WHAT THE TASK ASKS: Scan the lines below for the word "icon". Copy each line you find it in.

################

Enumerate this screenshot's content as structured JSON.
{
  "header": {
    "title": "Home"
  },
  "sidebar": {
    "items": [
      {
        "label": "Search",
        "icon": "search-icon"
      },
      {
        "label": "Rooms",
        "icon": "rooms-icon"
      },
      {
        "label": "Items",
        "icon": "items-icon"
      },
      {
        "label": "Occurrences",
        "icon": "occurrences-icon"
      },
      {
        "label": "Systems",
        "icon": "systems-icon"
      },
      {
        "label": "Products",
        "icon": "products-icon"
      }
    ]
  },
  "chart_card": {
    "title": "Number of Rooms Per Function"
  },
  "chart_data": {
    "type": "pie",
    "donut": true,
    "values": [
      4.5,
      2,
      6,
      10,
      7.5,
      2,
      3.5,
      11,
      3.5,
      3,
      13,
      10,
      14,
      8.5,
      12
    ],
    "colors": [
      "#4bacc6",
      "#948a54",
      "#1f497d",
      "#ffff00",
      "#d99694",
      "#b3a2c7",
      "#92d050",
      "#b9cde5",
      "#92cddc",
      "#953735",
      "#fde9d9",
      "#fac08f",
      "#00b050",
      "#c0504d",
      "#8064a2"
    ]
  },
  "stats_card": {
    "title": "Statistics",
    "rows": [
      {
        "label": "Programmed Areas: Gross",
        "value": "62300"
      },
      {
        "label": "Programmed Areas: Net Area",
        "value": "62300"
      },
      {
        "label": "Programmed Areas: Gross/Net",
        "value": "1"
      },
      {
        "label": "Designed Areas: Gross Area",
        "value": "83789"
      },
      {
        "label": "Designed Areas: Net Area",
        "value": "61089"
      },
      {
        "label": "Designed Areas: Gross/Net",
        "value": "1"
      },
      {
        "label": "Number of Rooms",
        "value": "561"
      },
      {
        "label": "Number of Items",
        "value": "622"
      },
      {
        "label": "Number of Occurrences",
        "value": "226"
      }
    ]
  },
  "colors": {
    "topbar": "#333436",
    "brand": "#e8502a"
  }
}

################

RESPONSE BELOW:
        "icon": "search-icon"
        "icon": "rooms-icon"
        "icon": "items-icon"
        "icon": "occurrences-icon"
        "icon": "systems-icon"
        "icon": "products-icon"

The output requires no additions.